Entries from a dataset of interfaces

--- START ---

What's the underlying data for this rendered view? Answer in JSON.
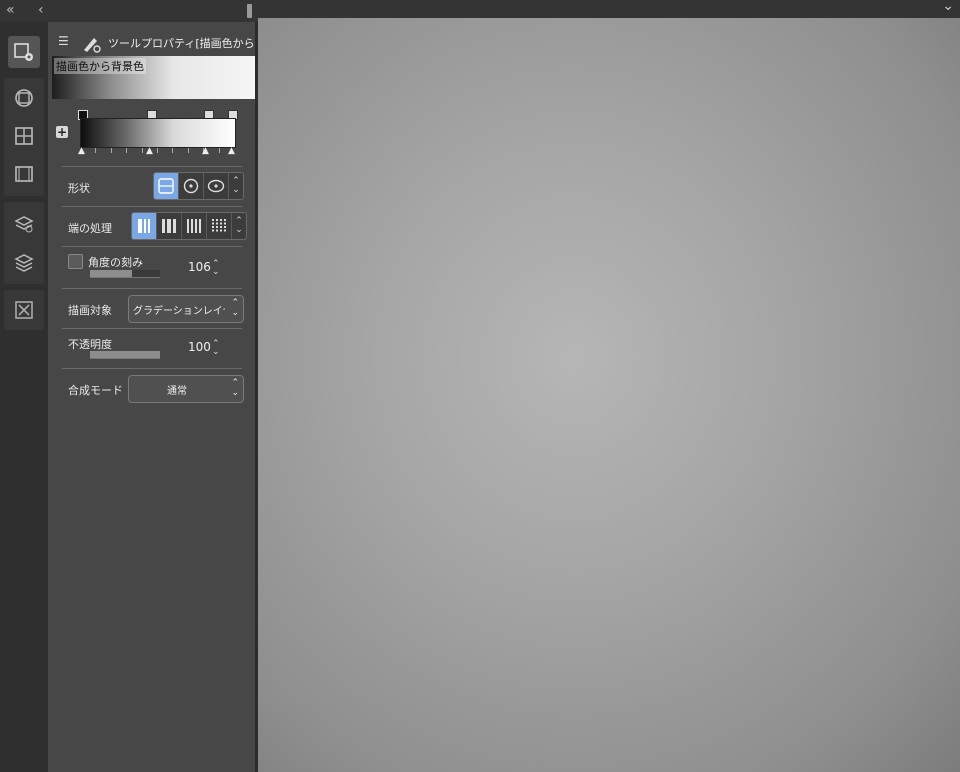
{
  "topbar": {
    "collapse_all": "«",
    "collapse": "‹",
    "expand": "⌄"
  },
  "strip": {
    "icons": [
      {
        "name": "tool-property-icon",
        "active": true
      },
      {
        "name": "sub-view-icon"
      },
      {
        "name": "layer-property-icon"
      },
      {
        "name": "animation-cel-icon"
      },
      {
        "name": "layer-search-icon"
      },
      {
        "name": "layer-icon"
      },
      {
        "name": "close-panel-icon"
      }
    ]
  },
  "panel": {
    "menu_icon": "☰",
    "title": "ツールプロパティ[描画色から",
    "preset_label": "描画色から背景色",
    "add_stop": "+"
  },
  "shape": {
    "label": "形状"
  },
  "edge": {
    "label": "端の処理"
  },
  "angle": {
    "label": "角度の刻み",
    "value": "106",
    "fill": 0.6
  },
  "target": {
    "label": "描画対象",
    "value": "グラデーションレイヤー"
  },
  "opacity": {
    "label": "不透明度",
    "value": "100",
    "fill": 1.0
  },
  "blend": {
    "label": "合成モード",
    "value": "通常"
  },
  "spinner": {
    "up": "⌃",
    "down": "⌄"
  },
  "colors": {
    "panel": "#474747",
    "selected": "#7aa7e6",
    "canvas": "#a8a8a8"
  }
}
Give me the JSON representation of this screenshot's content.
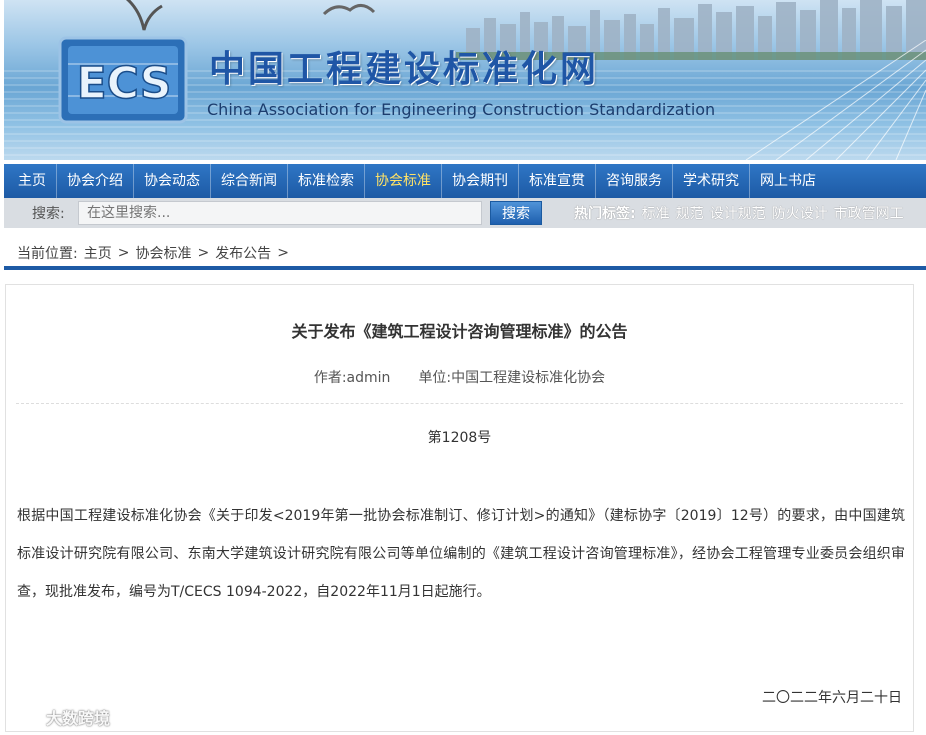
{
  "banner": {
    "logo_text": "ECS",
    "title": "中国工程建设标准化网",
    "subtitle": "China Association for Engineering Construction Standardization"
  },
  "nav": {
    "items": [
      {
        "label": "主页"
      },
      {
        "label": "协会介绍"
      },
      {
        "label": "协会动态"
      },
      {
        "label": "综合新闻"
      },
      {
        "label": "标准检索"
      },
      {
        "label": "协会标准",
        "active": true
      },
      {
        "label": "协会期刊"
      },
      {
        "label": "标准宣贯"
      },
      {
        "label": "咨询服务"
      },
      {
        "label": "学术研究"
      },
      {
        "label": "网上书店"
      }
    ]
  },
  "search": {
    "label": "搜索:",
    "placeholder": "在这里搜索...",
    "button": "搜索",
    "hot_label": "热门标签:",
    "hot_tags": [
      "标准",
      "规范",
      "设计规范",
      "防火设计",
      "市政管网工"
    ]
  },
  "breadcrumb": {
    "prefix": "当前位置:",
    "items": [
      "主页",
      "协会标准",
      "发布公告"
    ],
    "separator": ">"
  },
  "article": {
    "title": "关于发布《建筑工程设计咨询管理标准》的公告",
    "author": "作者:admin",
    "unit": "单位:中国工程建设标准化协会",
    "number": "第1208号",
    "body": "根据中国工程建设标准化协会《关于印发<2019年第一批协会标准制订、修订计划>的通知》（建标协字〔2019〕12号）的要求，由中国建筑标准设计研究院有限公司、东南大学建筑设计研究院有限公司等单位编制的《建筑工程设计咨询管理标准》，经协会工程管理专业委员会组织审查，现批准发布，编号为T/CECS 1094-2022，自2022年11月1日起施行。",
    "date": "二〇二二年六月二十日"
  },
  "watermark": "大数跨境",
  "colors": {
    "nav_bg": "#1d5aa5",
    "nav_active": "#ffe266",
    "title_blue": "#1f56a6",
    "searchbar_bg": "#d9dde2"
  }
}
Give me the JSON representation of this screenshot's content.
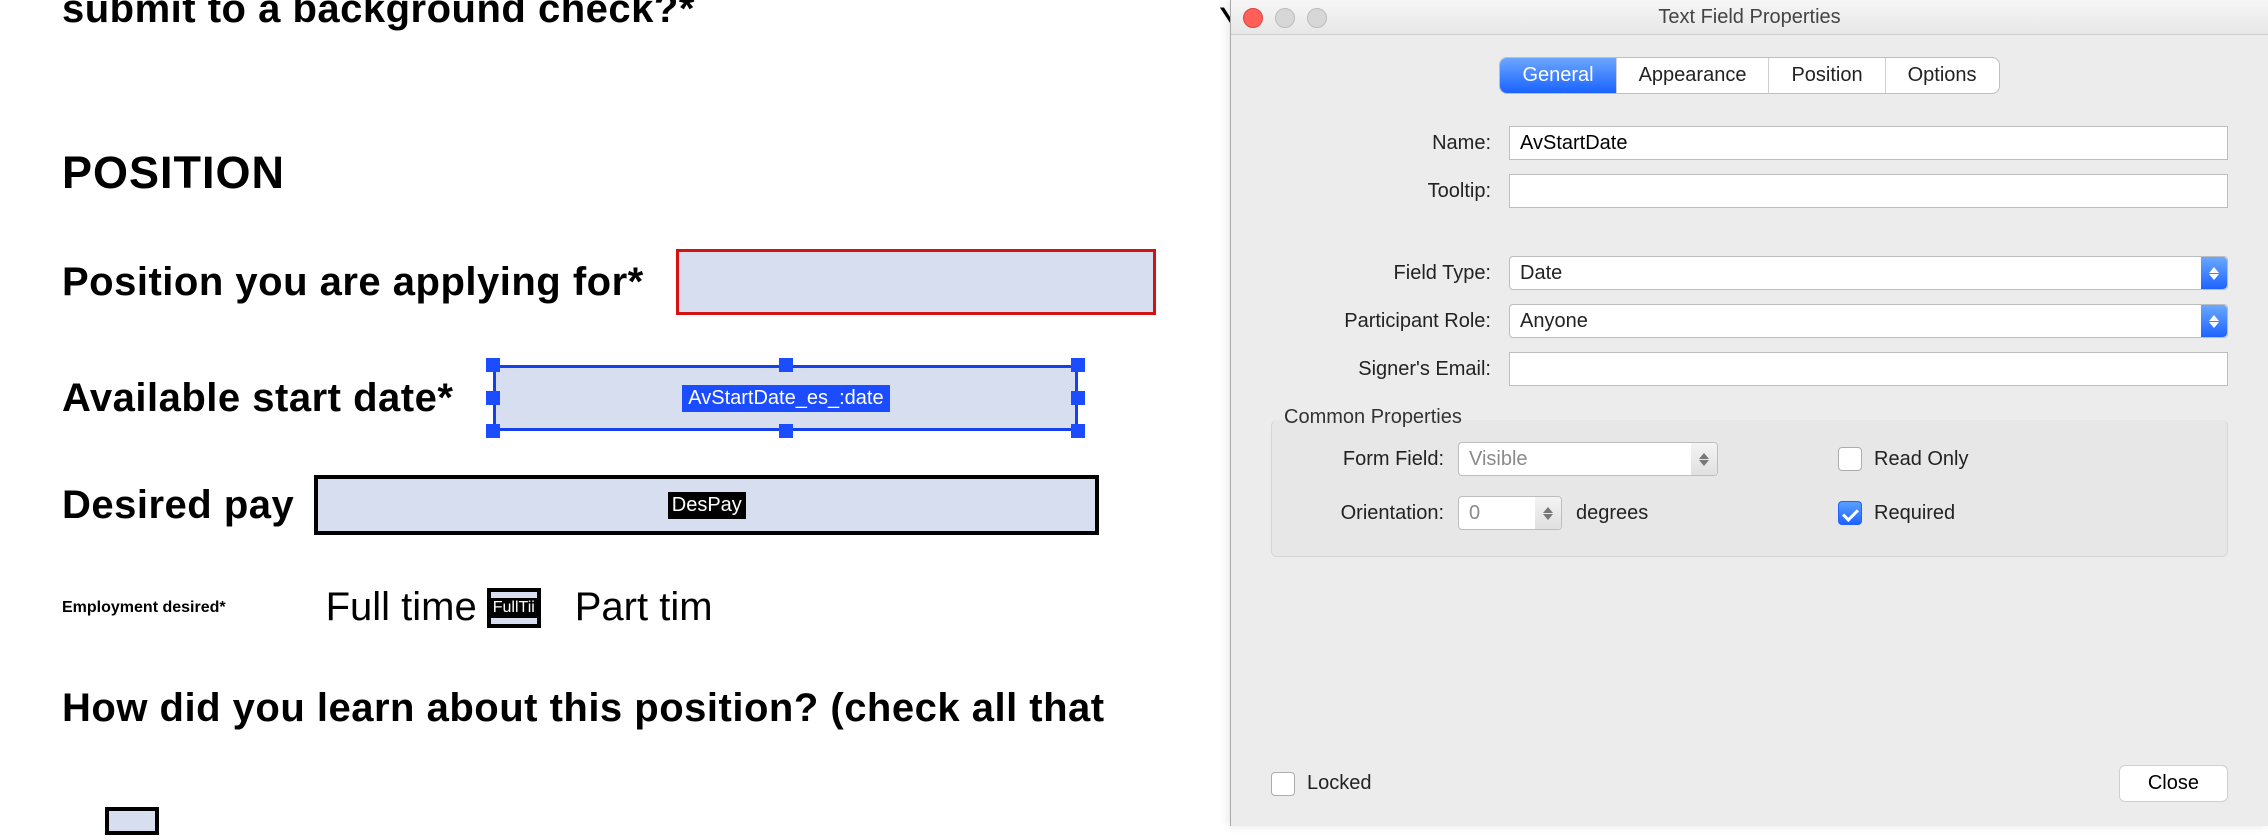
{
  "doc": {
    "line1": "submit to a background check?*",
    "y_fragment": "Y",
    "section_header": "POSITION",
    "rows": {
      "position": {
        "label": "Position you are applying for*"
      },
      "start_date": {
        "label": "Available start date*",
        "field_tag": "AvStartDate_es_:date"
      },
      "desired_pay": {
        "label": "Desired pay",
        "field_tag": "DesPay"
      },
      "employment": {
        "label": "Employment desired*",
        "opt_full": "Full time",
        "opt_full_tag": "FullTii",
        "opt_part": "Part tim"
      },
      "learn": {
        "label": "How did you learn about this position? (check all that"
      }
    }
  },
  "panel": {
    "title": "Text Field Properties",
    "tabs": {
      "general": "General",
      "appearance": "Appearance",
      "position": "Position",
      "options": "Options"
    },
    "labels": {
      "name": "Name:",
      "tooltip": "Tooltip:",
      "field_type": "Field Type:",
      "participant_role": "Participant Role:",
      "signers_email": "Signer's Email:",
      "common_properties": "Common Properties",
      "form_field": "Form Field:",
      "orientation": "Orientation:",
      "degrees": "degrees",
      "read_only": "Read Only",
      "required": "Required",
      "locked": "Locked",
      "close": "Close"
    },
    "values": {
      "name": "AvStartDate",
      "tooltip": "",
      "field_type": "Date",
      "participant_role": "Anyone",
      "signers_email": "",
      "form_field": "Visible",
      "orientation": "0",
      "read_only_checked": false,
      "required_checked": true,
      "locked_checked": false
    }
  }
}
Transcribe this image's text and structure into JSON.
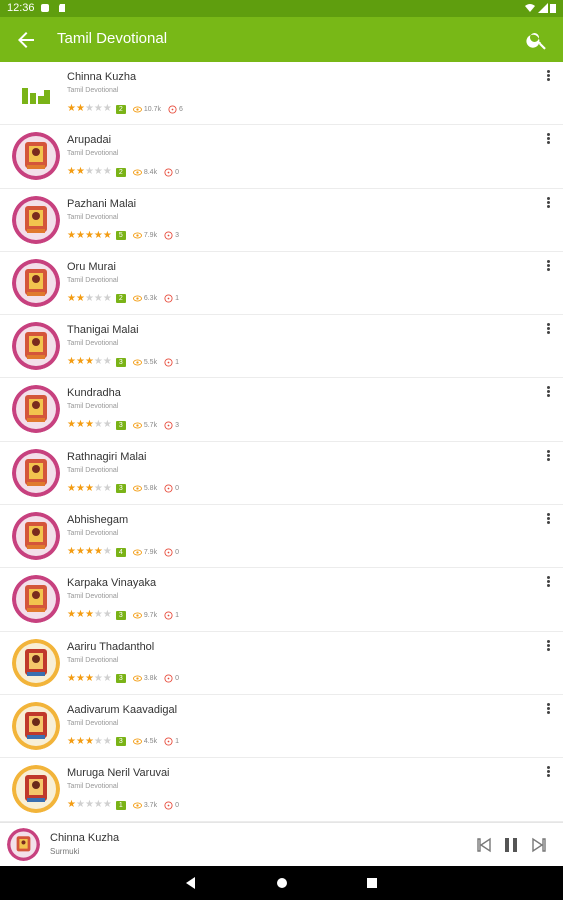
{
  "status": {
    "time": "12:36"
  },
  "appbar": {
    "title": "Tamil Devotional",
    "back_icon": "arrow-left-icon",
    "search_icon": "search-icon"
  },
  "colors": {
    "appbar": "#78b817",
    "statusbar": "#5f9e0e",
    "accent": "#7ab317",
    "star": "#f39c12"
  },
  "items": [
    {
      "title": "Chinna Kuzha",
      "subtitle": "Tamil Devotional",
      "rating": 2,
      "views": "10.7k",
      "comments": "6",
      "thumb": "equalizer"
    },
    {
      "title": "Arupadai",
      "subtitle": "Tamil Devotional",
      "rating": 2,
      "views": "8.4k",
      "comments": "0",
      "thumb": "pink"
    },
    {
      "title": "Pazhani Malai",
      "subtitle": "Tamil Devotional",
      "rating": 5,
      "views": "7.9k",
      "comments": "3",
      "thumb": "pink"
    },
    {
      "title": "Oru Murai",
      "subtitle": "Tamil Devotional",
      "rating": 2,
      "views": "6.3k",
      "comments": "1",
      "thumb": "pink"
    },
    {
      "title": "Thanigai Malai",
      "subtitle": "Tamil Devotional",
      "rating": 3,
      "views": "5.5k",
      "comments": "1",
      "thumb": "pink"
    },
    {
      "title": "Kundradha",
      "subtitle": "Tamil Devotional",
      "rating": 3,
      "views": "5.7k",
      "comments": "3",
      "thumb": "pink"
    },
    {
      "title": "Rathnagiri Malai",
      "subtitle": "Tamil Devotional",
      "rating": 3,
      "views": "5.8k",
      "comments": "0",
      "thumb": "pink"
    },
    {
      "title": "Abhishegam",
      "subtitle": "Tamil Devotional",
      "rating": 4,
      "views": "7.9k",
      "comments": "0",
      "thumb": "pink"
    },
    {
      "title": "Karpaka Vinayaka",
      "subtitle": "Tamil Devotional",
      "rating": 3,
      "views": "9.7k",
      "comments": "1",
      "thumb": "pink"
    },
    {
      "title": "Aariru Thadanthol",
      "subtitle": "Tamil Devotional",
      "rating": 3,
      "views": "3.8k",
      "comments": "0",
      "thumb": "yellow"
    },
    {
      "title": "Aadivarum Kaavadigal",
      "subtitle": "Tamil Devotional",
      "rating": 3,
      "views": "4.5k",
      "comments": "1",
      "thumb": "yellow"
    },
    {
      "title": "Muruga Neril Varuvai",
      "subtitle": "Tamil Devotional",
      "rating": 1,
      "views": "3.7k",
      "comments": "0",
      "thumb": "yellow"
    }
  ],
  "player": {
    "title": "Chinna Kuzha",
    "artist": "Surmuki"
  }
}
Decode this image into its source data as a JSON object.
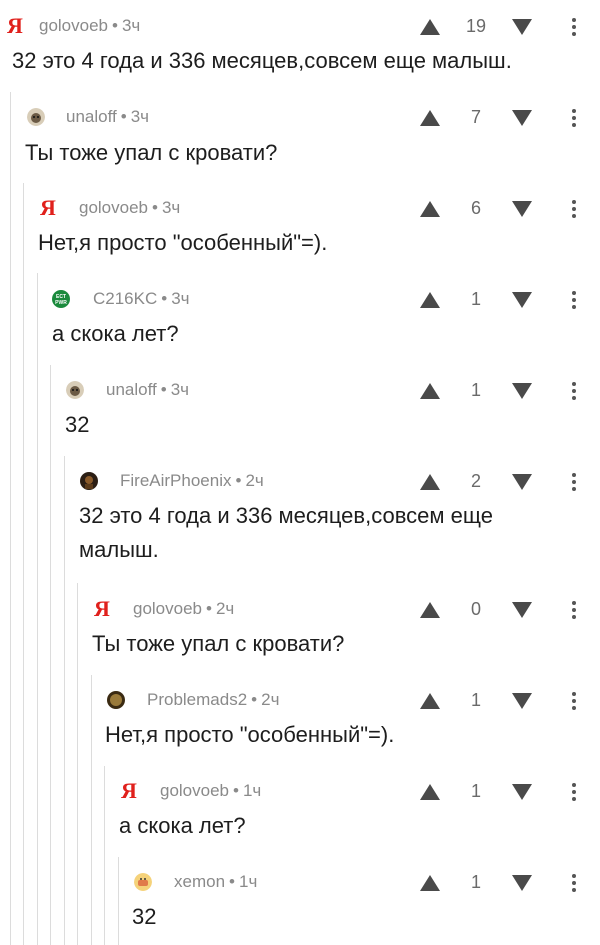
{
  "comments": [
    {
      "user": "golovoeb",
      "time": "3ч",
      "score": "19",
      "text": "32 это 4 года и 336 месяцев,совсем еще малыш.",
      "avatar": "yandex-avatar-icon"
    },
    {
      "user": "unaloff",
      "time": "3ч",
      "score": "7",
      "text": "Ты тоже упал с кровати?",
      "avatar": "pug-avatar-icon"
    },
    {
      "user": "golovoeb",
      "time": "3ч",
      "score": "6",
      "text": "Нет,я просто \"особенный\"=).",
      "avatar": "yandex-avatar-icon"
    },
    {
      "user": "C216KC",
      "time": "3ч",
      "score": "1",
      "text": "а скока лет?",
      "avatar": "ect-pwr-avatar-icon",
      "avatar_text": [
        "ECT",
        "PWR"
      ]
    },
    {
      "user": "unaloff",
      "time": "3ч",
      "score": "1",
      "text": "32",
      "avatar": "pug-avatar-icon"
    },
    {
      "user": "FireAirPhoenix",
      "time": "2ч",
      "score": "2",
      "text": "32 это 4 года и 336 месяцев,совсем еще малыш.",
      "avatar": "dark-figure-avatar-icon"
    },
    {
      "user": "golovoeb",
      "time": "2ч",
      "score": "0",
      "text": "Ты тоже упал с кровати?",
      "avatar": "yandex-avatar-icon"
    },
    {
      "user": "Problemads2",
      "time": "2ч",
      "score": "1",
      "text": "Нет,я просто \"особенный\"=).",
      "avatar": "brown-avatar-icon"
    },
    {
      "user": "golovoeb",
      "time": "1ч",
      "score": "1",
      "text": "а скока лет?",
      "avatar": "yandex-avatar-icon"
    },
    {
      "user": "xemon",
      "time": "1ч",
      "score": "1",
      "text": "32",
      "avatar": "emoji-avatar-icon"
    }
  ],
  "yandex_glyph": "Я",
  "separator": "•",
  "colors": {
    "yandex_red": "#e0201c",
    "thread_line": "#dcdcdc",
    "meta": "#8a8a8a",
    "icon": "#4a4a4a"
  }
}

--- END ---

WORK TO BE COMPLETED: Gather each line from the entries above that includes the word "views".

YOUR RESPONSE:
      "views": "10.7k",
      "views": "8.4k",
      "views": "7.9k",
      "views": "6.3k",
      "views": "5.5k",
      "views": "5.7k",
      "views": "5.8k",
      "views": "7.9k",
      "views": "9.7k",
      "views": "3.8k",
      "views": "4.5k",
      "views": "3.7k",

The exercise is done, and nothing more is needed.